And the Beats live on at Best Buy.
The Richfield-based consumer electronics giant is once again collaborating with Beats, the high-flying premium headphone maker founded by rap mogul Dr. Dre and record executive Jimmy Iovine, said two sources with knowledge of the project. Best Buy and Beats previously worked together to sell disc jockey equipment.
Best Buy officials declined to offer any details and Beats spokesperson did not respond to a request for comment. But analysts say a partnership could range from high-profile merchandise displays to the retailer exclusively selling a new Beats product.
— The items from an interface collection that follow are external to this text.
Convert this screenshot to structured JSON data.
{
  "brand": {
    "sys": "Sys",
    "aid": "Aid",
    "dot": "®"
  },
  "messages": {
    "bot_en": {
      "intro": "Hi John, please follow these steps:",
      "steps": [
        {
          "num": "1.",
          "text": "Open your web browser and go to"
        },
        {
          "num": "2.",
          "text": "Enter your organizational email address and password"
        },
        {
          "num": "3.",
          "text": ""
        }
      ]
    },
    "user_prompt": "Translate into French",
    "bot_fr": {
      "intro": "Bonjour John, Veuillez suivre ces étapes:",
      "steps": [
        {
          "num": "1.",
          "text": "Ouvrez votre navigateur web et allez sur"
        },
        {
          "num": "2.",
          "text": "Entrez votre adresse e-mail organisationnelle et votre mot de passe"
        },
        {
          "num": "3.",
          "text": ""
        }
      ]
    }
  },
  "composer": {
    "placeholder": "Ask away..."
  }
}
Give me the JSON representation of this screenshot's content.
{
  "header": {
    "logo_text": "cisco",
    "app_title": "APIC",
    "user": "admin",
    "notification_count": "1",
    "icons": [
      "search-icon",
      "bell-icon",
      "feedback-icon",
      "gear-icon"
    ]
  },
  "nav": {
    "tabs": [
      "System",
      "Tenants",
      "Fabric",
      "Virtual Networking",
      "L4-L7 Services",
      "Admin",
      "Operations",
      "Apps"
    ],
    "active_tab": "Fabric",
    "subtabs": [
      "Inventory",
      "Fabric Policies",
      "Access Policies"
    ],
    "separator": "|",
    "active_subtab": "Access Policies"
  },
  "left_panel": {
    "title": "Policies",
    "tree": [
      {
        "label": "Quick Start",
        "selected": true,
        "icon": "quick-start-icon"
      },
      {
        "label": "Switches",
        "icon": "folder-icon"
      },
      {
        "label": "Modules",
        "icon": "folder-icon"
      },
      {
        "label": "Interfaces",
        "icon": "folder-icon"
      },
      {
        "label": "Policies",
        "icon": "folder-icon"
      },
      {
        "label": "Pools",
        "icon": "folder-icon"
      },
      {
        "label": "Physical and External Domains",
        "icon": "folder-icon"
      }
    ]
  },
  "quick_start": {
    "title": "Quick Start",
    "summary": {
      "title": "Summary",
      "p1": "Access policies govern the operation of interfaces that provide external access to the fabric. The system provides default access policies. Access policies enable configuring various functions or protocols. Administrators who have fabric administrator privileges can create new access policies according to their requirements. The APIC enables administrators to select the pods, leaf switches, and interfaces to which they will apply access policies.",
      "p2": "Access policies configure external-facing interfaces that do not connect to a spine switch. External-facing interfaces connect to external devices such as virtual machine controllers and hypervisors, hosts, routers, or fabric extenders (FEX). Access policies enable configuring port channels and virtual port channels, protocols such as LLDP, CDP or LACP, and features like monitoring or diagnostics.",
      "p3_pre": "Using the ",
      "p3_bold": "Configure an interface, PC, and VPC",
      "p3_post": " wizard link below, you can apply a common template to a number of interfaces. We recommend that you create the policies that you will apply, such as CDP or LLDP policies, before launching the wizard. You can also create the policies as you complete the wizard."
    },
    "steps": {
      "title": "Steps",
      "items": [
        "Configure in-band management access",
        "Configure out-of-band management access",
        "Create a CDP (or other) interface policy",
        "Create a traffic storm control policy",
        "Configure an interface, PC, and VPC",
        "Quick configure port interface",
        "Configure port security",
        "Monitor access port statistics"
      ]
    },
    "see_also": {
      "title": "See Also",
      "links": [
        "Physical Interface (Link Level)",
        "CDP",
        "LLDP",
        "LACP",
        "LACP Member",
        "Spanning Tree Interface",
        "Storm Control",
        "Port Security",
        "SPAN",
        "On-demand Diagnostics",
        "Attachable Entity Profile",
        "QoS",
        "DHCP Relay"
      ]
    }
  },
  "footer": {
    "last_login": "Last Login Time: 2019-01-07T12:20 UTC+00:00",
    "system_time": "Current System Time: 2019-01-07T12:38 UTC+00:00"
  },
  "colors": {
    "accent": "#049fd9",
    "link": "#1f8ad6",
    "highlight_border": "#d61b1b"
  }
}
A store-within-a-store concept is another possibility, though analysts say Beat’s limited product assortments makes that idea unlikely.
“I’m not sure [premium] headphones justify breaking out a lot of store space,” said Stephen Baker, an analyst with market research firm NPD.
In any case, such an alliance fits nicely with CEO Hubert Joly’s strategy of devoting store space to products and experiences that drive traffic and increase revenue per square foot. Over the past two years, Best Buy has been struggling to grow same-store sales as consumers increasingly migrate toward the Internet.
The company, however, seems to have stabilized its performance in the past two quarters. And Best Buy recently struck deals with Samsung and Microsoft to create stores-within-stores to push sales of laptops, computers and mobile devices. Such partnerships have helped boost Best Buy stock price in recent months.
Founded in 2008, Beats Electronics, based in Santa Monica, Calif., pioneered the category of premium headphones. Endorsed by celebrities like LeBron James, Justin Bieber and Lady Gaga, the $300 headphones, the company claims, can transmit high quality audio similar to what singers and musicians hear in recording studios. The stylish devices, known for a large “B” printed on the sides, have become hugely popular, spawning a number of competitors in the once sleepy personal audio market.
For the first three months of 2013, unit sales for premium stereo headphones ($100 or more) grew 25 percent compared to the same period a year ago and accounted for 95 percent of the revenue growth for the total headphone market, according to NPD data.
This would be the second time Best Buy has teamed up with Dre and Iovine, the chairman of Interscope Geffen A&M Records. In 2009, Best Buy launched Club Beats, a special store section devoted to DJ equipment, at 300 stores across the country. At the time, Best Buy had hoped Club Beats would offer customers a natural complement to its musical instruments department.
With the new venture, Best Buy could be looking to create another special section for Beats merchandise. But for Best Buy to devote the same amount of space to Beats as it does to its Samsung and Microsoft stores-within-a-store would be impractical because of the relatively small market for premium headphones, analysts say.
Nevertheless, Beats offers some intriguing possibilities. Although Beats primarily makes headphones, the company has been expanding into other markets, such as speakers and earphones. In addition, Beats enjoys alliances with Hewlett-Packard, HTC and Chrysler to install Beats audio technology in laptops, mobile devices and cars.
Ben Arnold, director of industry analysis for NPD, says the headphone market is larger than one thinks because people prefer high-quality audio when consuming content on their mobile devices, such as video games, movies and music. While Beats products carry a high price tag, Best Buy has also been stocking more of its shelves with premium products, such as high-end appliances and $15,000 televisions.
And while installing a Beats store in all 1,000 Best Buy stores doesn’t make much financial sense, the retailer could at least test a concept at some stores in major markets like Los Angeles or New York. Beats operates one store in the United States on Greene Street in New York City.